Indy hotel industry struggles as pandemic impacts thousands of workers

Data pix.

INDIANAPOLIS, Ind. - The COVID-19 pandemic is causing the hospitality industry to make very tough decisions. Hotels in downtown Indianapolis that typically see thousands of people a week are shutting down operations.

Hotels should be at a 70% occupancy, but instead no travel means drastically low numbers. Hotels are down to two or three-percent occupancy according to Senior Vice President of Visit Indy, Chris Gahl.

“We had a very strong January, a very strong February and then the crisis hit,” said Gahl.

The JW Marriott, the city’s largest hotel, has shut down operations temporarily and they’re not alone.

“We’ve seen a lot of our hotel partners unfortunately furloughing and shoring up staff in the interim. We know they’ll be needed again to bounce back, once our hotels are full again,” Gahl added.

It’s a big hit for the 83,000 men and women who rely on tourism for a paycheck. Nearly 12% or 10,000 of those workers are in our hotels.

“They are the house keepers, they are the front desk clerks, the men and women who make those hotels work,” said Gahl, “Many of those hotels with the doors closing, even if it is just temporarily the ripple effect is not only from the guest perspective, but it’s the men and women who are inside who would normally be earning paychecks.”

Patrick Tamm is the President and CEO of the Indiana Restaurant and Lodging Association. He says the closure of hotels has a domino effect on collections of sales tax, food and beverage tax and rental car and ticket tax.

“Indianapolis is more reliant on group business than any other market in the country,” said Tamm. “You’ve basically stopped a freight train. Everyone talks about 0 to 60, we went from 60 to 0 in a nanosecond.”

Members of hotel leadership are not taking these decisions lightly.

“The gentleman that runs as general manager at the Hyatt, 10 years ago started out parking cars there,” Tamm explained, “So, when he’s had to make those decisions, he understands the impacts.”

Both Tamm and Gahl believe hotels will bounce back. Weekly conversations between Visit Indy and hotels are helping understand where the industry stands now and where it will be in the future.

“We’ll have a big update meeting tomorrow (Tuesday) with them to also hear about how they’re closing, when they are closing and if they are closing,” said Gahl. “We’re in daily conversations with our hotel partners to understand what they’re hearing, what they are doing proactively and reactively, during this tourism crisis.”

Showing groups and conventions, Indy is still the place to visit once it’s safe to do so.

“Rather than canceling their meeting, can we postpone it and push it further into 2020 or even an additional year, so that message has been effective, and we’ve had some success in moving conventions from spring into summer and dare we say, from fall into winter,” said Gahl.

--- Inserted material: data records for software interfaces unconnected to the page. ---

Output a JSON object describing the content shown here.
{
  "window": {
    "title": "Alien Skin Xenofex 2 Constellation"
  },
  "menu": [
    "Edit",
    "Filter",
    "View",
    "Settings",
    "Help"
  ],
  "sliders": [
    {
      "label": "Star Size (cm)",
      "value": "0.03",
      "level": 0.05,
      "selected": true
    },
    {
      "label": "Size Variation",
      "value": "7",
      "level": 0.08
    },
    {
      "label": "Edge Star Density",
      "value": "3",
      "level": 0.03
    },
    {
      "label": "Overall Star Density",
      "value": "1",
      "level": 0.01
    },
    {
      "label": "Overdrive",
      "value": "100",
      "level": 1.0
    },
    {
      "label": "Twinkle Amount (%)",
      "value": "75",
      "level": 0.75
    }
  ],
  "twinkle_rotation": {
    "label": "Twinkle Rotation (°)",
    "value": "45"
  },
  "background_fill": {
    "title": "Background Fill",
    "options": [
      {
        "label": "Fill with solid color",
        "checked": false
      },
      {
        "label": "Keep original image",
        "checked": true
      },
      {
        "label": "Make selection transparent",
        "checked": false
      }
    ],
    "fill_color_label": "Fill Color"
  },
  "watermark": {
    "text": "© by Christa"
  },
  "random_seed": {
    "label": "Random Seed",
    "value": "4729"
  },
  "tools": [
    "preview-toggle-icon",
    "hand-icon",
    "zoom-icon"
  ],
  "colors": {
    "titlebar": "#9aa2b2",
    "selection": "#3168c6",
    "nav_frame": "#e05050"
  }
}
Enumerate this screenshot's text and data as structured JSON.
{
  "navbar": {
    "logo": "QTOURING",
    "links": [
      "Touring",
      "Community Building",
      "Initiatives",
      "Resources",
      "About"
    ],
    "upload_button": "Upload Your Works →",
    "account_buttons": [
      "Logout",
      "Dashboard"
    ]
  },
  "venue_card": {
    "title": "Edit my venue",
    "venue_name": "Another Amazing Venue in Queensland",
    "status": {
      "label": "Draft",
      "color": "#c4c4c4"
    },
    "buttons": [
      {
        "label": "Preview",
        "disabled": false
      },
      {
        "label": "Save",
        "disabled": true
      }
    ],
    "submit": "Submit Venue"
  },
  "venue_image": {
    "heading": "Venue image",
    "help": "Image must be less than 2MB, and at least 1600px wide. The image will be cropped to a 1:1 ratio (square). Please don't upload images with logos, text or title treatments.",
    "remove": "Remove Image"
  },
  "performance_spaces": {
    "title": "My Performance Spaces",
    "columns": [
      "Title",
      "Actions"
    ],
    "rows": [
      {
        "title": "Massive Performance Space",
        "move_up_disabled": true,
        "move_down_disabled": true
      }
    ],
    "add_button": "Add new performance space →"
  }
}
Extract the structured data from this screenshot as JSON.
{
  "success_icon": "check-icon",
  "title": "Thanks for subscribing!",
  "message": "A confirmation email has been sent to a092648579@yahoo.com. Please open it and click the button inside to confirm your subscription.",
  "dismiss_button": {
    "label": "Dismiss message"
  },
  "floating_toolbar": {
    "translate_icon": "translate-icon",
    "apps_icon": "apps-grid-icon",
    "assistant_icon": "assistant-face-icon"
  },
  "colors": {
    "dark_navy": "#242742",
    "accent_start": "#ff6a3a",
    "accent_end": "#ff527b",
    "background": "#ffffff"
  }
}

Last year, Indianapolis welcomed 30 million visitors, a record-setting number according to Visit Indy.

Latest News

More News